WHAT THE TASK ASKS: Your job is to return every line of the listing holding the string "送货单资料维护".
** DATA LISTING follows **
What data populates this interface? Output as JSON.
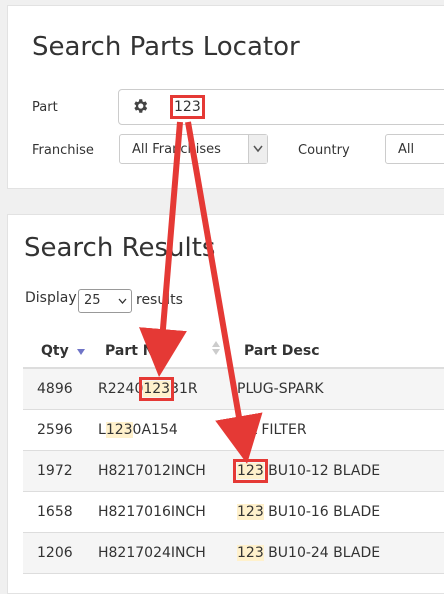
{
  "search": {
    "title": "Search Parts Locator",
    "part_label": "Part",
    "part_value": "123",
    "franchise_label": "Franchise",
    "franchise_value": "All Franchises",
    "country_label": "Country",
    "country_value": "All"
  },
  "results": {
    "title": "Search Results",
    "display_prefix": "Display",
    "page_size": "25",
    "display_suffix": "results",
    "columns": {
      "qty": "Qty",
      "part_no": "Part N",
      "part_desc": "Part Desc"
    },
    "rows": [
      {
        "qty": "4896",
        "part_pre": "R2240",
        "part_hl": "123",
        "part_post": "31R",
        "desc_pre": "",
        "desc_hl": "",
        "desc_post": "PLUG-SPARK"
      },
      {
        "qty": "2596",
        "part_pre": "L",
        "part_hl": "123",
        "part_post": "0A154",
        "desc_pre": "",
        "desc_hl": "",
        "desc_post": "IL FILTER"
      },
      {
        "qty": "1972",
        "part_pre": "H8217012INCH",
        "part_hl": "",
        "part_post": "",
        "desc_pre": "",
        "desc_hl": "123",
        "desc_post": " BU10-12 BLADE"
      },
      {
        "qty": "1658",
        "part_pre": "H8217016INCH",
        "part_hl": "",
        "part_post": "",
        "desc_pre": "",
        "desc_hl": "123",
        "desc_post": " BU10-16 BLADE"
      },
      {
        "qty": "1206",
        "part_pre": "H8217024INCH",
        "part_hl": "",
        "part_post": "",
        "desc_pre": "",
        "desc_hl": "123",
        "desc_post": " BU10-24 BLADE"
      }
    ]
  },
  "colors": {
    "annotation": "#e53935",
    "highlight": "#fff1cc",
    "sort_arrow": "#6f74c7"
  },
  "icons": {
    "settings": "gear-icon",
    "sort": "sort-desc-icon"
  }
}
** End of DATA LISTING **
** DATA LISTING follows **
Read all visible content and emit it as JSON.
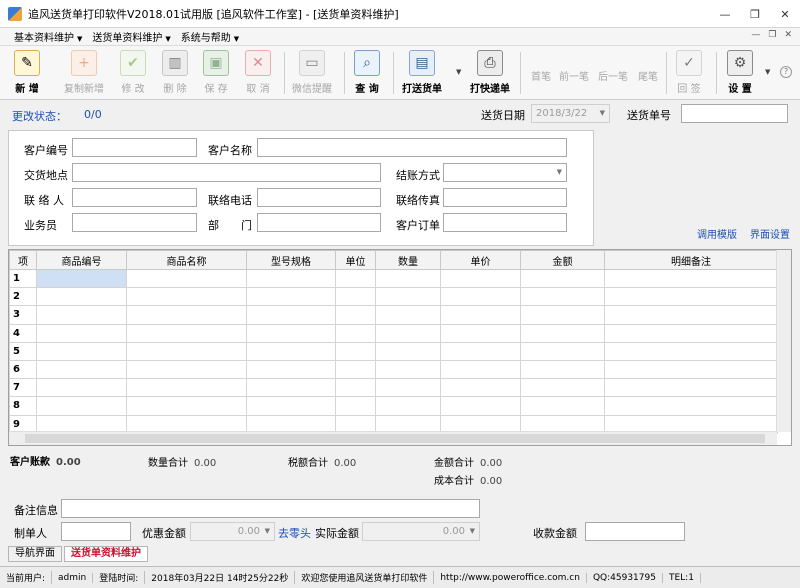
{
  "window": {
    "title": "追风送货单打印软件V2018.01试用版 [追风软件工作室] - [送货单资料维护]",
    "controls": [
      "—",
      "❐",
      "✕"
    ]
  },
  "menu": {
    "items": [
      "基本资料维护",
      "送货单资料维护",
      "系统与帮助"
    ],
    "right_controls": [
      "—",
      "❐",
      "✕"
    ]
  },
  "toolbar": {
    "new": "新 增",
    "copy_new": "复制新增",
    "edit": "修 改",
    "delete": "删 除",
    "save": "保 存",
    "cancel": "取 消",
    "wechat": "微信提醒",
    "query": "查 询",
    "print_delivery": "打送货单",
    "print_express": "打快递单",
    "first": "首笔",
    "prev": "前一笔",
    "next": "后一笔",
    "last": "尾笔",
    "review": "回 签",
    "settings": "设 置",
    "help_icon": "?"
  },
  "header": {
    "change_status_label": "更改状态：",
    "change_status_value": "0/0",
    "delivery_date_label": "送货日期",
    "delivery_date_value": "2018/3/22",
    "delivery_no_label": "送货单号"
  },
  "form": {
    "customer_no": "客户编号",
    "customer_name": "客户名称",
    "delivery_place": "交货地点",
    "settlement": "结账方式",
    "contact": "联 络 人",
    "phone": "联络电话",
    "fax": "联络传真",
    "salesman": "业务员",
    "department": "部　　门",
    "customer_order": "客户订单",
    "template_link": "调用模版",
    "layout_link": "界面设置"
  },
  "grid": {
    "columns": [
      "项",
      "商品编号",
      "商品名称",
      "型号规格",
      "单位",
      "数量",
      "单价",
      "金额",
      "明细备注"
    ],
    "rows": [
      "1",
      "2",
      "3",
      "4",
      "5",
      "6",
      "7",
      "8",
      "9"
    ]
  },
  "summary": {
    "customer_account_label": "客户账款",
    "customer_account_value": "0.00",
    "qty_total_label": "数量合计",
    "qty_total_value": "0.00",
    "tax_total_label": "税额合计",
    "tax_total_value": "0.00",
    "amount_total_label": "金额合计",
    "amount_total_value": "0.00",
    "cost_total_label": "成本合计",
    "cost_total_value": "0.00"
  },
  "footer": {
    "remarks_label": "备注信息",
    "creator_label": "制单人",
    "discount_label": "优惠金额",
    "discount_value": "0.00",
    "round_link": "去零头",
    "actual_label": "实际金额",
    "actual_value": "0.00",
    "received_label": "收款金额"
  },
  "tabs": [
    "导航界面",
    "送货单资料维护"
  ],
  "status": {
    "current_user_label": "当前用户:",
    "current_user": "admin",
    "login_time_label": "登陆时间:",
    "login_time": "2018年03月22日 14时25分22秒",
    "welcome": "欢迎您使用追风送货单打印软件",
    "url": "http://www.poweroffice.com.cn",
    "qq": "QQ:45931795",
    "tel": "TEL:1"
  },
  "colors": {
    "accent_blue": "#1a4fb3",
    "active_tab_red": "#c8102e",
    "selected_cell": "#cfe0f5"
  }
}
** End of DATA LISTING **
ANSWER FOR THE TASK:
    "title": "追风送货单打印软件V2018.01试用版 [追风软件工作室] - [送货单资料维护]",
      "送货单资料维护",
    "送货单资料维护"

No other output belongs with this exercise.